I can understand the need to reuse extension numbers within an office building. What I cannot understand is the frequency that I have the following conversation.

“Hello, this is Mr. Grumpy, in Marketing. How may I help you?”
“Yes…” <pause> “Is Denise there?”
“What part of my greeting did you not understand, sir?”
“Is this 111-1234?”
<pause> “Well, I am looking for Denise in the Parts Department.
This is the number I got from the phone listing.”
“Sir, I can assure you that nobody named Denise is hiding in my cubicle. Just out of curiosity, is there a date on your phone listing?”
<longer pause> “Uh, it looks like 1995.”
“Gee, that’s a shock.

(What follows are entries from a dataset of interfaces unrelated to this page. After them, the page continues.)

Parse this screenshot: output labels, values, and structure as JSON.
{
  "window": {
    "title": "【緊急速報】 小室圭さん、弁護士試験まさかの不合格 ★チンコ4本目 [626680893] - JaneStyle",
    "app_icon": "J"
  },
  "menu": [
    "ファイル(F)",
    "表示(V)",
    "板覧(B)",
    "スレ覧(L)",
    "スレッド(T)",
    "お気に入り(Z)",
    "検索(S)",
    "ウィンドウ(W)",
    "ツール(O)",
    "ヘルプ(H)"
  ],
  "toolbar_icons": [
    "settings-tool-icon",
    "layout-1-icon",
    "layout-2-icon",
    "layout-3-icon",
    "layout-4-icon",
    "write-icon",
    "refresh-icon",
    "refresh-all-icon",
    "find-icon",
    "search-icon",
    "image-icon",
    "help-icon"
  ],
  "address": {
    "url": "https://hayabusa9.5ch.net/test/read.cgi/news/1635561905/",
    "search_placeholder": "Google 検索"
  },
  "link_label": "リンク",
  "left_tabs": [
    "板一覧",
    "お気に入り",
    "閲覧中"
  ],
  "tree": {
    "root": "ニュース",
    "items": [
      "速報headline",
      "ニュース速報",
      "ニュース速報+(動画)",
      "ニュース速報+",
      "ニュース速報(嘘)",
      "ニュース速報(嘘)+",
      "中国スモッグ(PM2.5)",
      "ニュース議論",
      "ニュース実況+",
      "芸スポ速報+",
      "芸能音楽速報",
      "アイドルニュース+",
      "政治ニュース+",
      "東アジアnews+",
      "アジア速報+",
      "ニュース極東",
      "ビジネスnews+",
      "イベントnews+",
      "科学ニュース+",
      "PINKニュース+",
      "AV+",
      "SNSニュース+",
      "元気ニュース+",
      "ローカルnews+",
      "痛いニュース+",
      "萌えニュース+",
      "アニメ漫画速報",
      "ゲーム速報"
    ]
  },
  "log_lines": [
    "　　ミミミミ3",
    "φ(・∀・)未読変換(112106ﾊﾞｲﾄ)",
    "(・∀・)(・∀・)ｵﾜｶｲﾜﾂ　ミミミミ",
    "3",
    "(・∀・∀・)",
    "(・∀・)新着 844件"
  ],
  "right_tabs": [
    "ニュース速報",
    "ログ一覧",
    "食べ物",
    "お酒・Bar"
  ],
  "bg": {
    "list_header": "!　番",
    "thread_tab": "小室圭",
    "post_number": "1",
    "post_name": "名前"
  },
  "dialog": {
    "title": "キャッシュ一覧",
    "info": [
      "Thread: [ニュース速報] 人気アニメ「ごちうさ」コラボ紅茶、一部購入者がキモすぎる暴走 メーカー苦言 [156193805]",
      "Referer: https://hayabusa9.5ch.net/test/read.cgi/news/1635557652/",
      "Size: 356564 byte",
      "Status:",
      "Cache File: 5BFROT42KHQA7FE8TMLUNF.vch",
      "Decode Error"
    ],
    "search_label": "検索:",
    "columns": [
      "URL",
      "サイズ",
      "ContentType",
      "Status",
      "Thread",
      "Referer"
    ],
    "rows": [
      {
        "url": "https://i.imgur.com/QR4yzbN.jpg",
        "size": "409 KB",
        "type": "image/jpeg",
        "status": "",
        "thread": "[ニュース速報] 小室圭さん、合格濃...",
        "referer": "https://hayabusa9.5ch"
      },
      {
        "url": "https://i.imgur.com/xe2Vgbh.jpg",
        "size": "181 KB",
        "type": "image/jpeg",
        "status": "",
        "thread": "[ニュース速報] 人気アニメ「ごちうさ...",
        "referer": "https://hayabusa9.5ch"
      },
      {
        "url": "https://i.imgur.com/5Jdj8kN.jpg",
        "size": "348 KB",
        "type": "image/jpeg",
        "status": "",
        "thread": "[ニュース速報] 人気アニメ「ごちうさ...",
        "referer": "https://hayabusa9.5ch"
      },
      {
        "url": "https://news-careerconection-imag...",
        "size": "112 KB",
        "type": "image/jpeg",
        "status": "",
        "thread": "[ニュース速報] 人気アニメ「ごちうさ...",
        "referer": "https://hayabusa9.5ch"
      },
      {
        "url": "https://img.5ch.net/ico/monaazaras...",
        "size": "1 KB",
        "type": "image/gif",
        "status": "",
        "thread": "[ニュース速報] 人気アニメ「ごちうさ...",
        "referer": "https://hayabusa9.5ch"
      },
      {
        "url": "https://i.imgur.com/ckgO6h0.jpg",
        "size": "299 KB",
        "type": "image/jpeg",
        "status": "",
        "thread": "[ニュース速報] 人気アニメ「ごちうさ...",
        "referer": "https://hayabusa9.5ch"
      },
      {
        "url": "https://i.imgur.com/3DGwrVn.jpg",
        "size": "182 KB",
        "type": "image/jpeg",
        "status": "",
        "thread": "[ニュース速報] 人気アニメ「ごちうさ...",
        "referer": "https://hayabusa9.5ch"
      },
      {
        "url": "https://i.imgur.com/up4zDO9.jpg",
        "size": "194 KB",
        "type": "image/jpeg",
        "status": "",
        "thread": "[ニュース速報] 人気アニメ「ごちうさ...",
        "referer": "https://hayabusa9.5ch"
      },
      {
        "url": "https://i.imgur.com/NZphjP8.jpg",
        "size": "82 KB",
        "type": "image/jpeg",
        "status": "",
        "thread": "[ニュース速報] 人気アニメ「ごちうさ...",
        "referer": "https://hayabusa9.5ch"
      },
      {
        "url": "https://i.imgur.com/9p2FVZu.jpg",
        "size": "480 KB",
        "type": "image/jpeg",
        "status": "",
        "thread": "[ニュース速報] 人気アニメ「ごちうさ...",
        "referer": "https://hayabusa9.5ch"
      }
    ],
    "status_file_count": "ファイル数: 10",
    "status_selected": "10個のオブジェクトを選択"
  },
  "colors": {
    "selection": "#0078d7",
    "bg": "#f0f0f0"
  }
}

Would you like me to transfer you to the Operator now?”

Bathroom math

Question #1: If there are 5 floors in my office building, and 1 set of men/women bathrooms on each floor, how many bathrooms are there on the 2nd floor where I work?

Answer: Not nearly enough!

Question #2: If the bathroom cleaning lady cleans the bathroom on my floor between 12:30pm and 12:57pm, how many minutes does it take her to clean the bathroom?

Answer: That’s right at the end of our lunch break, lady! There are 150 cross-legged people who agree that you take WAY too long to clean this bathroom.

Question #3: If the bathrooms on my floor are being remodeled and are closed for 6 weeks, how many enemies will I make for regularly occupying one of the 3 functional toilets on the next floor up or down?

Answer: It takes SIX WEEKS to remodel a bathroom??? You have got to be kidding me and my bladder!

Question #4: How many empty soda cans does it take to do the work of 1 toilet while my bathroom is being remodeled?

Answer: I have absolutely no idea!  And I don’t care how many dirty looks I get from those first floor jerks, I am NOT going to find out!

Question #5: If the first floor bathroom takes 50% as long to remodel as the one on my floor took, how many weeks will it be closed?

Answer: Who cares – it’s payback time! “Sorry Mr. First Floor Jerk, this stall is going to be occupied until the cleaning lady comes back. Try the 5th floor, I think there is 1 functional toilet up there.”